They’re on opposite sides of the draw, and each is a semi-final win away from a classic showdown in Melbourne, where Roger Federer is bidding for an 18th major title, and Rafael Nadal is targeting his 15th.
Nadal saved six set points in the second set against one of the best servers in the business yesterday, beating third-ranked Milos Raonic 6-4, 7-6 (7), 6-4.
With that, he earned a spot in the semi-finals at a Grand Slam for the first time since winning the French Open in 2014. He’ll next play 25-year-old Grigor Dimitrov, the only player in the final quartet who has yet to turn 30.
Federer and No 4 Stan Wawrinka will contest an all-Swiss semi-final the night before Nadal returns to Rod Laver Arena to play Dimitrov. Having three 30-somethings in the semi-finals equals the Open era-mark set in 1968 at Roland Garros. There are also three 30-something women in their semi-finals.
Nadal didn’t want to overcomplicate matters and talk about generational things. He didn’t want to think too far ahead to a final, or to Baby Fed – as Dimitrov has been dubbed for his similar backhand and style – while he savoured his quarter-final win.
“Let me enjoy today, the victory, being in semi-final,” the 30-year-old Spaniard said. “For me, is great news again. It is a good start of the season. Now I have a very tough match against Dimitrov.”
Dimitrov has lost seven of his eight matches against Nadal, but the 2014 Wimbledon finalist is growing in confidence after winning the Brisbane International title at the start of the month after a period in the tennis doldrums.
“In order to win a slam, there’s no shortcut,” the Bulgarian said. “If you think about it, I mean, when have you seen an easy semi-final or something like that? You got to work for it. I have to fight.”
Federer and Nadal, who dominated the sport for so long until the emergence of Novak Djokovic and Andy Murray, know that more than most. Both are returning from extended injury layoffs and showing signs that the time off has worked.
Federer, now 35, was out for six months resting his left knee since a semi-final exit at Wimbledon. He hasn’t won a major title since Wimbledon in 2012 but has reached three finals since then.
Nadal is coming back from a couple months off with an injured left wrist, and he has been building momentum.
His wins over Alexander Zverev and Gael Monfils in the third and fourth rounds gave him confidence, and his quarter-final victory over Raonic, who beat him two weeks ago in Brisbane, highlighted his rapid improvement.
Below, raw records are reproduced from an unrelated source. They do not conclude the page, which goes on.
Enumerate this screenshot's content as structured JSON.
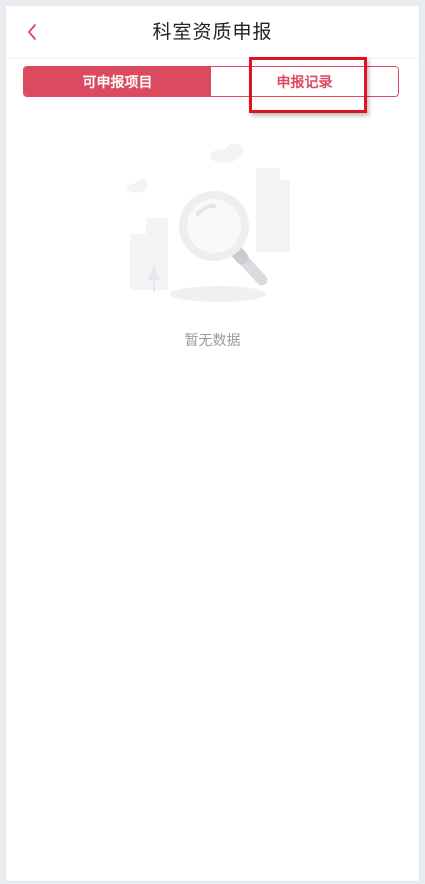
{
  "header": {
    "title": "科室资质申报",
    "back_icon": "chevron-left-icon"
  },
  "tabs": [
    {
      "label": "可申报项目",
      "active": true
    },
    {
      "label": "申报记录",
      "active": false
    }
  ],
  "empty_state": {
    "icon": "magnifier-empty-illustration",
    "message": "暂无数据"
  },
  "colors": {
    "accent": "#dc4a5f",
    "highlight": "#e0141e",
    "empty_text": "#9a9a9a"
  }
}
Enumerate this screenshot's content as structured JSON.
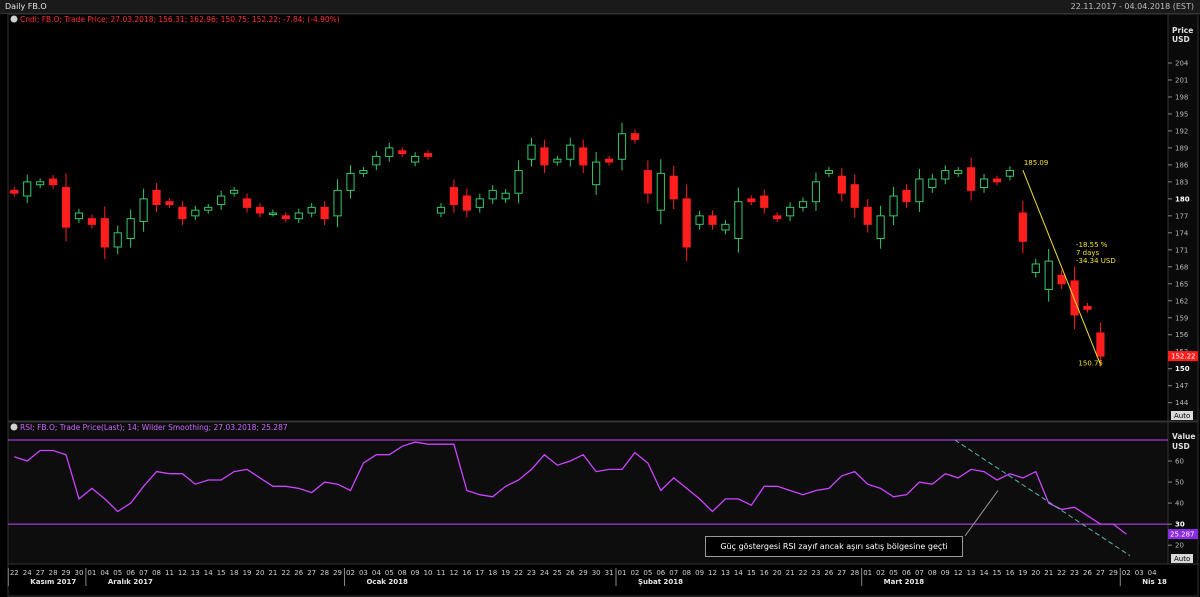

Four-time Australian Open champion Federer has come through some matches on the other side of the draw, too, beating Grand Slam finalists Tomas Berdych and Kei Nishikori in the third and fourth rounds and overwhelming Mischa Zverev in the quarter-finals only two nights after the German had ousted top-ranked Murray from the tournament.
If not for Nadal, Federer may have won many more majors. The muscular left-hander has beaten Federer in six of their eight Grand Slam final meetings and has a 23-11 record overall, including big victories in Australia in the 2009 final and in the semifinals in 2012 and 2014. But he recognises the Swiss star as the undisputed most successful player in the modern game.
“What happens on the other side of the draw, I think is great for tennis that Roger is there again after an injury, after a lot of people talk about always the same things, that probably he will never be back,” Nadal said.
“The real thing is that he’s back and he’s probably ready to win again, fighting again to win a major. And that’s good for the fans because Roger is a legend of our sport. I am happy to be there, too. I am focused on my semi-final.”